The program can be a burden to employers, especially smaller businesses, because of the time it takes to use the program's website, she said.
There are a lot of steps to verify an employee's eligibility through the program and it may take 10 minutes per employee, she said. The employer enters the information employees fill out on I-9 forms such as name, birth date and Social Security number. The time can vary depending on the identification submitted by the employee.
Each time someone is rehired by the company, the worker must be re-entered into the E-Verify system, she said.
Most of those who attended a Tuesday public hearing for the bill held by the House Labor & Workforce Development Committee in Olympia voiced support for limiting local governments' ability to require private companies to use E-Verify.
About 75 percent of the name mismatches identified by E-Verify are errors in the system, said Rebecca Johnson, Washington State Labor Council government affairs director. It's a flawed system that can prevent legal workers from working.
Pramila Jayapal, OneAmerica founder and executive director, told the House committee Tuesday that passing the bill would send a message to the federal government that comprehensive immigration reform is needed at the federal level. The Seattle-based immigration advocacy group has Tri-City members.
"Without immigration reform, any law that mandates E-Verify simply kills jobs," she said.
Mike Gempler, director of the Yakima-based Washington Growers League, said he would support mandatory E-Verify only if it was part of a larger reform that included a more flexible, useable temporary visa program and legalization for the current work force.

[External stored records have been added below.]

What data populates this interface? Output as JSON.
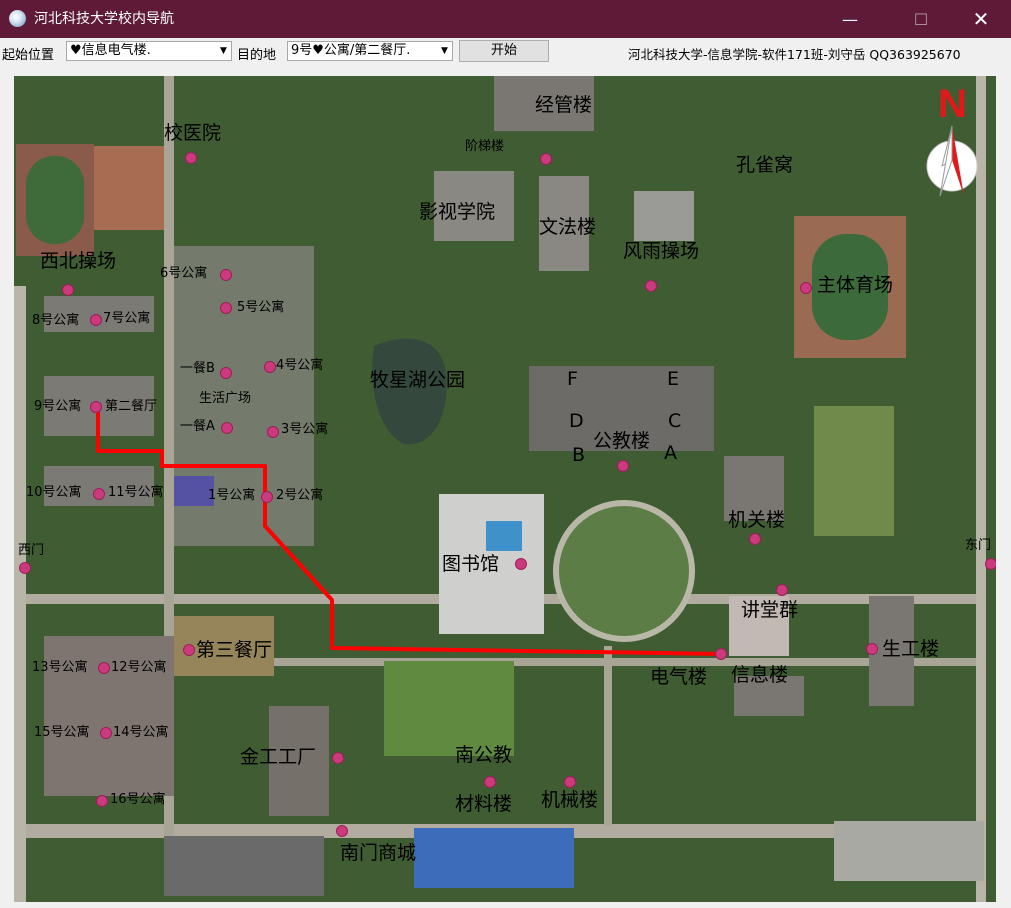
{
  "window": {
    "title": "河北科技大学校内导航",
    "close_glyph": "✕",
    "minimize_glyph": "—",
    "maximize_glyph": "☐"
  },
  "toolbar": {
    "start_label": "起始位置",
    "start_value": "♥信息电气楼.",
    "dest_label": "目的地",
    "dest_value": "9号♥公寓/第二餐厅.",
    "go_button": "开始",
    "credit": "河北科技大学-信息学院-软件171班-刘守岳 QQ363925670"
  },
  "colors": {
    "titlebar": "#5e1a36",
    "route": "#ff0000",
    "marker": "#cc3a7e"
  },
  "compass": {
    "letter": "N"
  },
  "places": [
    {
      "id": "jingguan",
      "name": "经管楼"
    },
    {
      "id": "xiaoyiyuan",
      "name": "校医院"
    },
    {
      "id": "jietilou",
      "name": "阶梯楼"
    },
    {
      "id": "kongquewo",
      "name": "孔雀窝"
    },
    {
      "id": "yingshi",
      "name": "影视学院"
    },
    {
      "id": "wenfa",
      "name": "文法楼"
    },
    {
      "id": "fengyu",
      "name": "风雨操场"
    },
    {
      "id": "xibei",
      "name": "西北操场"
    },
    {
      "id": "apt6",
      "name": "6号公寓"
    },
    {
      "id": "apt5",
      "name": "5号公寓"
    },
    {
      "id": "apt8",
      "name": "8号公寓"
    },
    {
      "id": "apt7",
      "name": "7号公寓"
    },
    {
      "id": "zhuti",
      "name": "主体育场"
    },
    {
      "id": "yicanB",
      "name": "一餐B"
    },
    {
      "id": "apt4",
      "name": "4号公寓"
    },
    {
      "id": "muxinghu",
      "name": "牧星湖公园"
    },
    {
      "id": "bldgF",
      "name": "F"
    },
    {
      "id": "bldgE",
      "name": "E"
    },
    {
      "id": "shenghuo",
      "name": "生活广场"
    },
    {
      "id": "apt9",
      "name": "9号公寓"
    },
    {
      "id": "dierca",
      "name": "第二餐厅"
    },
    {
      "id": "bldgD",
      "name": "D"
    },
    {
      "id": "bldgC",
      "name": "C"
    },
    {
      "id": "yicanA",
      "name": "一餐A"
    },
    {
      "id": "apt3",
      "name": "3号公寓"
    },
    {
      "id": "gongjiao",
      "name": "公教楼"
    },
    {
      "id": "bldgB",
      "name": "B"
    },
    {
      "id": "bldgA",
      "name": "A"
    },
    {
      "id": "apt10",
      "name": "10号公寓"
    },
    {
      "id": "apt11",
      "name": "11号公寓"
    },
    {
      "id": "apt1",
      "name": "1号公寓"
    },
    {
      "id": "apt2",
      "name": "2号公寓"
    },
    {
      "id": "jiguan",
      "name": "机关楼"
    },
    {
      "id": "ximen",
      "name": "西门"
    },
    {
      "id": "dongmen",
      "name": "东门"
    },
    {
      "id": "tushuguan",
      "name": "图书馆"
    },
    {
      "id": "jiangtang",
      "name": "讲堂群"
    },
    {
      "id": "disanca",
      "name": "第三餐厅"
    },
    {
      "id": "shenggong",
      "name": "生工楼"
    },
    {
      "id": "apt13",
      "name": "13号公寓"
    },
    {
      "id": "apt12",
      "name": "12号公寓"
    },
    {
      "id": "dianqi",
      "name": "电气楼"
    },
    {
      "id": "xinxi",
      "name": "信息楼"
    },
    {
      "id": "apt15",
      "name": "15号公寓"
    },
    {
      "id": "apt14",
      "name": "14号公寓"
    },
    {
      "id": "jingong",
      "name": "金工工厂"
    },
    {
      "id": "nangongjiao",
      "name": "南公教"
    },
    {
      "id": "apt16",
      "name": "16号公寓"
    },
    {
      "id": "cailiao",
      "name": "材料楼"
    },
    {
      "id": "jixie",
      "name": "机械楼"
    },
    {
      "id": "nanmen",
      "name": "南门商城"
    }
  ]
}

An enforcement-only approach would be destructive for the state's agricultural industry, he said.
-- Kristi Pihl: 582-1512; firstname.lastname@example.org